Scan the entries below for the word "image". Copy out every line in which it occurs.

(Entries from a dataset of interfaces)
☆ ☆ ☆

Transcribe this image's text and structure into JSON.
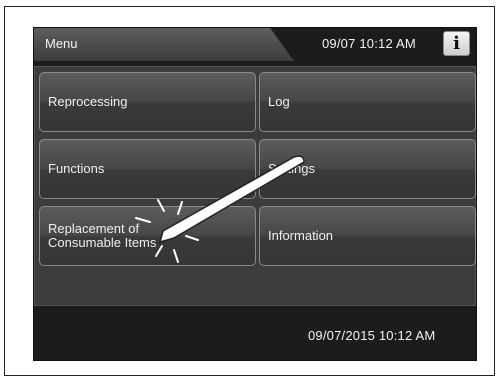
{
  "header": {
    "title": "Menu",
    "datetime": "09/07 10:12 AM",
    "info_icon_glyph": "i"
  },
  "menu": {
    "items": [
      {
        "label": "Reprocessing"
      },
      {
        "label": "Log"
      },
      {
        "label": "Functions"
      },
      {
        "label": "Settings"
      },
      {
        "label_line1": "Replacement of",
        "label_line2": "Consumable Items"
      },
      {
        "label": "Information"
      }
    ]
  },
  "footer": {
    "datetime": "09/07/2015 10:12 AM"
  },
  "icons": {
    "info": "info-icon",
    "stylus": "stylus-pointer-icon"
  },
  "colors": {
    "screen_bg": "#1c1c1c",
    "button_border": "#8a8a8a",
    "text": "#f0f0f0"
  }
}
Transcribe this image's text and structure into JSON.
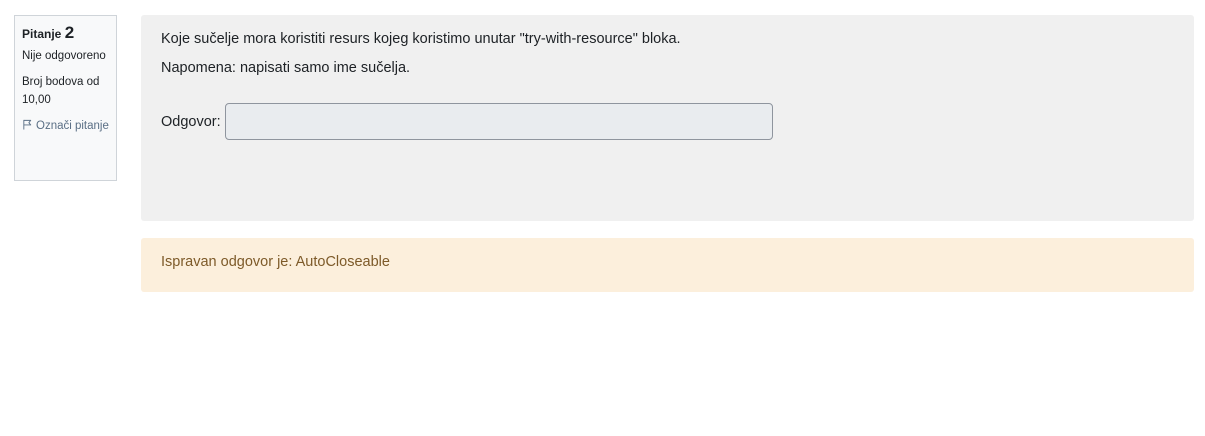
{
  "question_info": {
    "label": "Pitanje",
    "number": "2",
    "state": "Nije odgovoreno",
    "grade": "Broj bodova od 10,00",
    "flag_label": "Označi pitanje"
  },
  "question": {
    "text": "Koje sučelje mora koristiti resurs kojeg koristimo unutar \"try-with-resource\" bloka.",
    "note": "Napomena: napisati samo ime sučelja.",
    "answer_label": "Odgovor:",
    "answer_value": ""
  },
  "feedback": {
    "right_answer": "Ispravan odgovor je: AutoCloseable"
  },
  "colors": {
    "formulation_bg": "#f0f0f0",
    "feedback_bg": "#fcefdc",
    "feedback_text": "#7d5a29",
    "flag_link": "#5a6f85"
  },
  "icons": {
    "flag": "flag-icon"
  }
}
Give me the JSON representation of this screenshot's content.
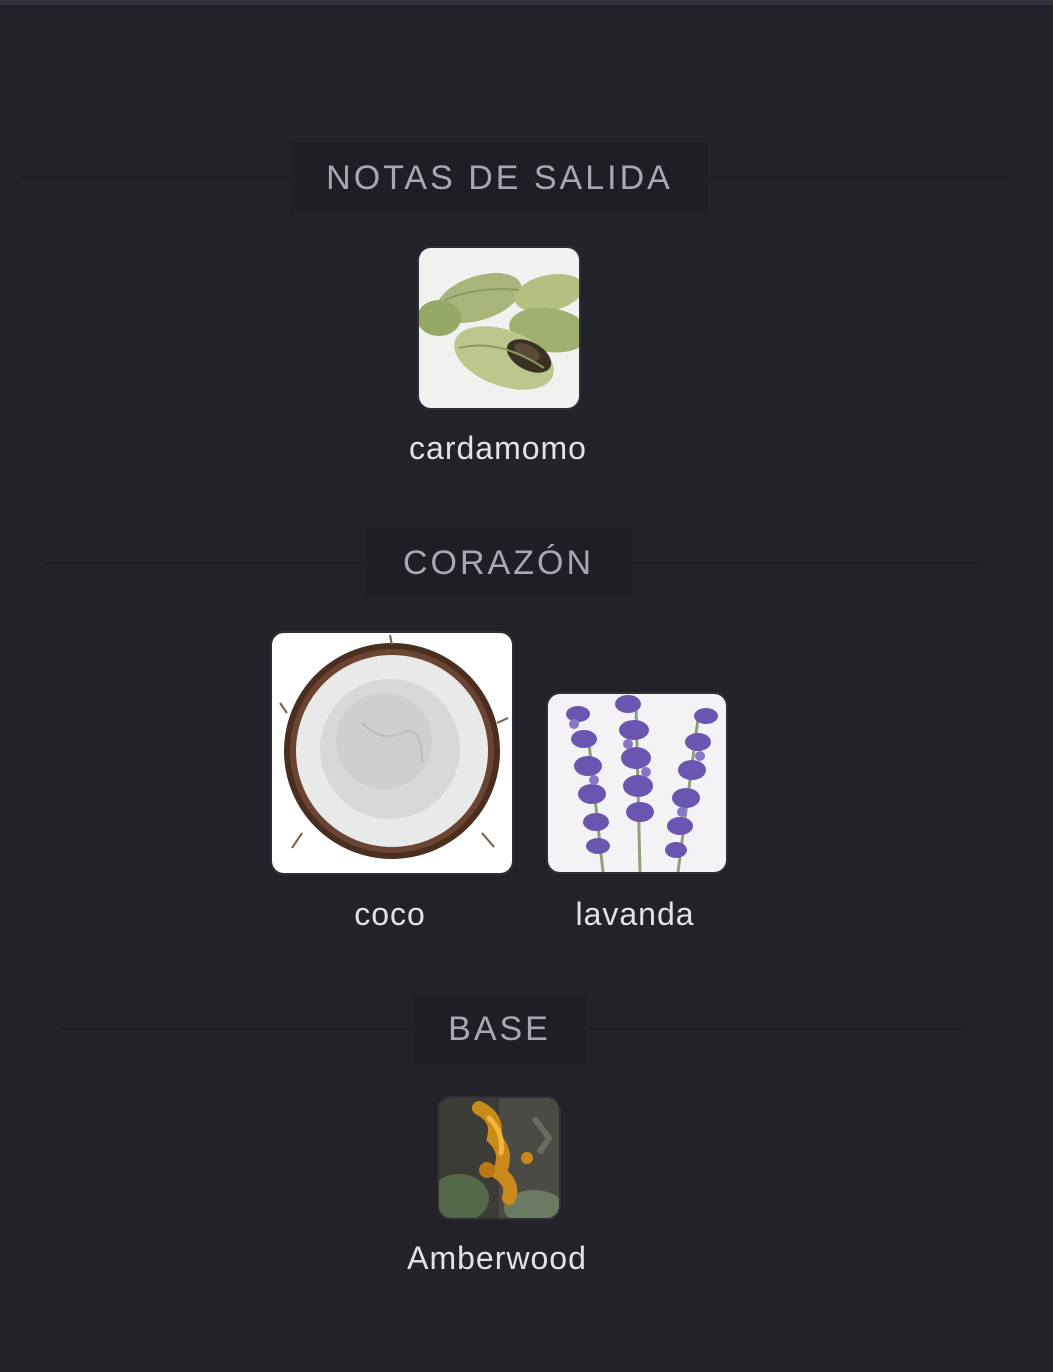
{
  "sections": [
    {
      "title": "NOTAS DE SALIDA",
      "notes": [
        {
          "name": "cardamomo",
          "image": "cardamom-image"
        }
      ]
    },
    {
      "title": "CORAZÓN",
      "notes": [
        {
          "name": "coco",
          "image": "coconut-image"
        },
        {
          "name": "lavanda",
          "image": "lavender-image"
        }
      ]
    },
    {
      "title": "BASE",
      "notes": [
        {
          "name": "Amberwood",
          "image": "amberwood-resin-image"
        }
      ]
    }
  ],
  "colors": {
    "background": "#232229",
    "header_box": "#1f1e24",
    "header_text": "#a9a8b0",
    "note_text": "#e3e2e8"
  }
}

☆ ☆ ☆

→ Solution
Transcribe this image's text and structure into JSON.
Transcribe this image's text and structure into JSON.
          "image": "cardamom-image"
          "image": "coconut-image"
          "image": "lavender-image"
          "image": "amberwood-resin-image"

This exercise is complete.